by: LaTonya Simon
Barbara Owens began her journey on becoming a minimalist four years ago.
It all started with the Louisiana flooding in 2016. Anxious and overwhelmed with repairing and moving, Owens began thinking of ways she could make things simpler for herself and her family.
Overcoming the painful reality of all they lost was the biggest challenge, but shortly after they began to donate items to different organizations in order to make more space for new stuff. In a short time, Owens was finally able to park her car in the garage.
Minimalism is different for everyone. Owens credits the clearing of clutter from her home with her newly found interest in organizing. “Clearing the clutter from my home, allowed me to clear some of the clutter in my mind,“ she said. Owens says her home began to feel cleaner and the air inside felt cooler. She realized the value of having less clutter, and she wanted more of it.
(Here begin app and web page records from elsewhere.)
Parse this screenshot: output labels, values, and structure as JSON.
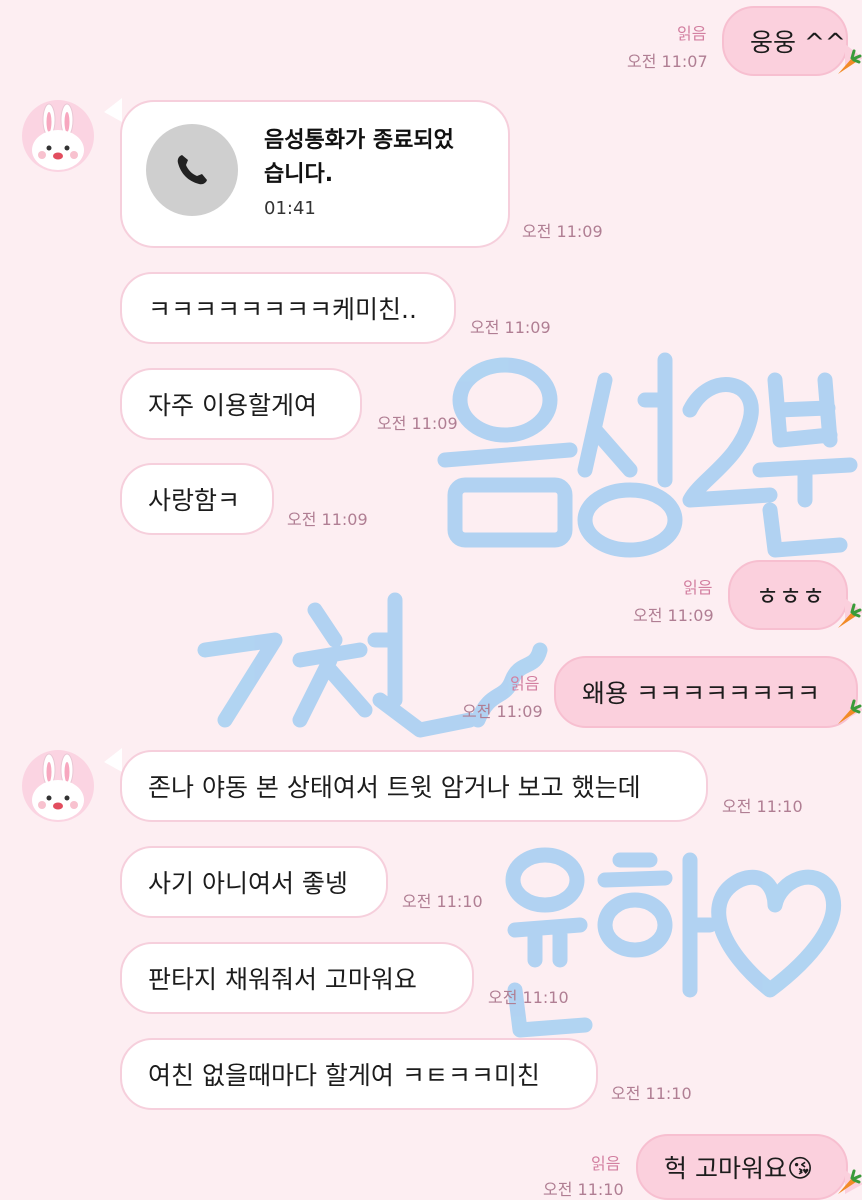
{
  "messages": {
    "m1": {
      "text": "웅웅 ^^",
      "read": "읽음",
      "time": "오전 11:07"
    },
    "call": {
      "title": "음성통화가 종료되었습니다.",
      "duration": "01:41",
      "time": "오전 11:09"
    },
    "m2": {
      "text": "ㅋㅋㅋㅋㅋㅋㅋㅋ케미친..",
      "time": "오전 11:09"
    },
    "m3": {
      "text": "자주 이용할게여",
      "time": "오전 11:09"
    },
    "m4": {
      "text": "사랑함ㅋ",
      "time": "오전 11:09"
    },
    "m5": {
      "text": "ㅎㅎㅎ",
      "read": "읽음",
      "time": "오전 11:09"
    },
    "m6": {
      "text": "왜용 ㅋㅋㅋㅋㅋㅋㅋㅋ",
      "read": "읽음",
      "time": "오전 11:09"
    },
    "m7": {
      "text": "존나 야동 본 상태여서 트윗 암거나 보고 했는데",
      "time": "오전 11:10"
    },
    "m8": {
      "text": "사기 아니여서 좋넹",
      "time": "오전 11:10"
    },
    "m9": {
      "text": "판타지 채워줘서 고마워요",
      "time": "오전 11:10"
    },
    "m10": {
      "text": "여친 없을때마다 할게여 ㅋㅌㅋㅋ미친",
      "time": "오전 11:10"
    },
    "m11": {
      "text": "헉 고마워요😘",
      "read": "읽음",
      "time": "오전 11:10"
    }
  },
  "icons": {
    "avatar": "bunny-avatar-icon",
    "phone": "phone-icon",
    "carrot": "carrot-icon"
  },
  "colors": {
    "background": "#fdeef2",
    "incoming_bubble": "#ffffff",
    "outgoing_bubble": "#fbd0dd",
    "handwriting": "#a9d0f2"
  }
}
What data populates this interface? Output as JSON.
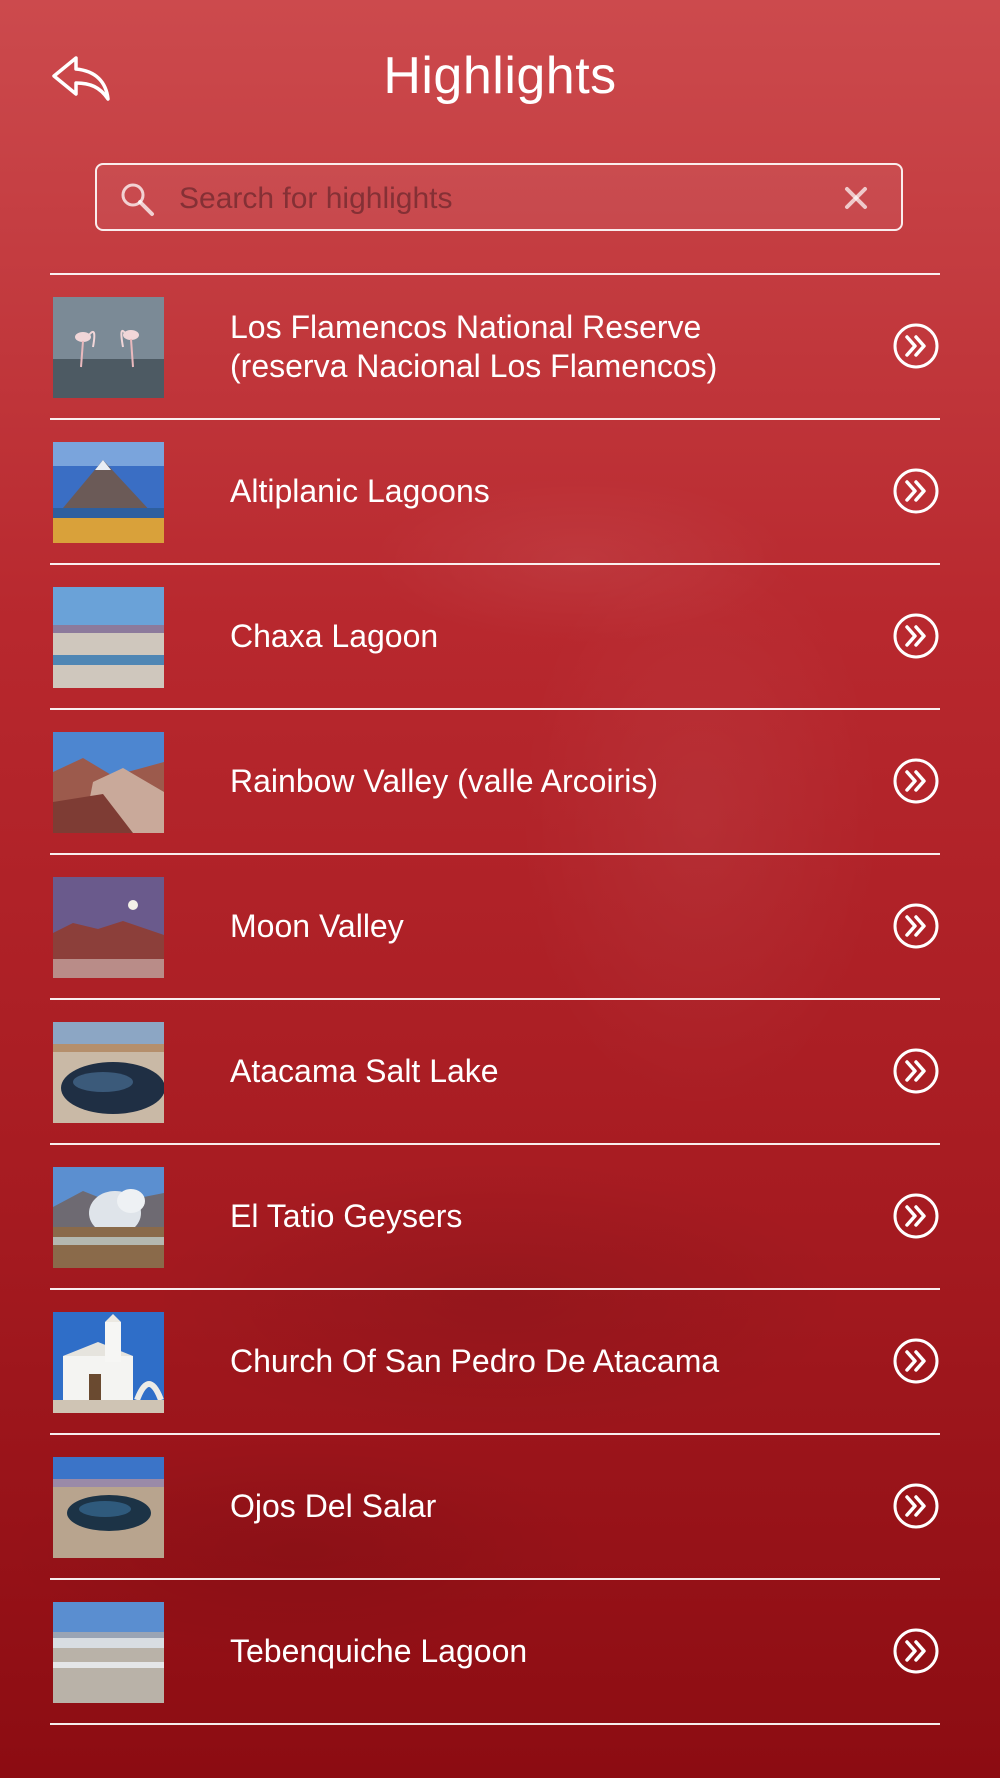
{
  "header": {
    "title": "Highlights",
    "back_icon": "back-arrow-icon"
  },
  "search": {
    "placeholder": "Search for highlights",
    "value": "",
    "search_icon": "search-icon",
    "clear_icon": "close-icon"
  },
  "items": [
    {
      "label": "Los Flamencos National Reserve\n(reserva Nacional Los Flamencos)",
      "thumb": "flamingos"
    },
    {
      "label": "Altiplanic Lagoons",
      "thumb": "volcano"
    },
    {
      "label": "Chaxa Lagoon",
      "thumb": "lagoon"
    },
    {
      "label": "Rainbow Valley (valle Arcoiris)",
      "thumb": "valley"
    },
    {
      "label": "Moon Valley",
      "thumb": "moon"
    },
    {
      "label": "Atacama Salt Lake",
      "thumb": "saltlake"
    },
    {
      "label": "El Tatio Geysers",
      "thumb": "geysers"
    },
    {
      "label": "Church Of San Pedro De Atacama",
      "thumb": "church"
    },
    {
      "label": "Ojos Del Salar",
      "thumb": "ojos"
    },
    {
      "label": "Tebenquiche Lagoon",
      "thumb": "tebenquiche"
    }
  ],
  "colors": {
    "accent": "#ffffff",
    "background_top": "#cc4a4d",
    "background_bottom": "#8c0c12"
  }
}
Owens’s slow start at becoming a minimalist became more aggressive when she started selling stuff on ebay and through Facebook Marketplace. She also donated many items to different charities and organizations. She filled old purses with feminine hygiene products and gave them to homeless women. She instructed members of her family to donate gently worn items to their friends or donated them to less fortunate individuals in the community. Owens stated, “The gratification of helping someone in need felt better than the “stuff ”ever made us feel.”
“Becoming a minimalist is gratifying, but not easy,” Owens said.
Attaching ourselves to things is a consumer mindset, and it can be a hindrance if we are not careful. Consumption of things provides a temporary false sense of satisfaction and excitement in people.
“Freeing up different avenues in your life can lead to more rewarding experiences with family, friends and most importantly yourself,” said Owens.
Contrary to popular belief, becoming a minimalist isn’t just about getting rid of things. A minimalist lifestyle is about rearranging your thoughts on stuff, learning how to create habits that simplify your life, and better manage your time. Clearing the clutter from your brain, deliberately finding ways to alleviate stress are also functions of minimizing. According to an article published in Psychology Today, “Having mental peace helps to alleviate distractions,” which allows the brain to focus on more productive things, which in turn makes the individual happier.
The benefits of becoming a minimalist can have a positive effect on many areas in an individuals’ life. The minimalist lifestyle has helped Owens with her finances, by helping to eliminate debt. When discussing her accomplishments since becoming a minimalist, she said, “I am now able to pay a little more towards my auto loan, which will help me pay that off faster,” Owens says.
According to Owens, she was able to develop a budget, and finally able to save a little money every month. “We eat out less because I have more time to prepare more healthy and filling meals,” she added. She explained how she saves money on food also because she knows what is in the pantry and refrigerator. Owens also added her family spends more time together find ways to enjoy each other without spending a lot of money. Owens commented, “My family is happier now, by simply having less.”
Victoria Alexander, a student at Southeastern University started on her journey of minimalism after watching the Netflix serious “Tidying Up with Marie Kondo.”
Alexander explained, “ I was in a rut, and my life felt cluttered.”
Alexander said, “She became obsessed with minimalism, the first day I stayed up until three o’clock in the morning.”
To keep clutter away, Alexander said “She clears up unnecessary clutter all the time now, I love it, Maybe a little too much”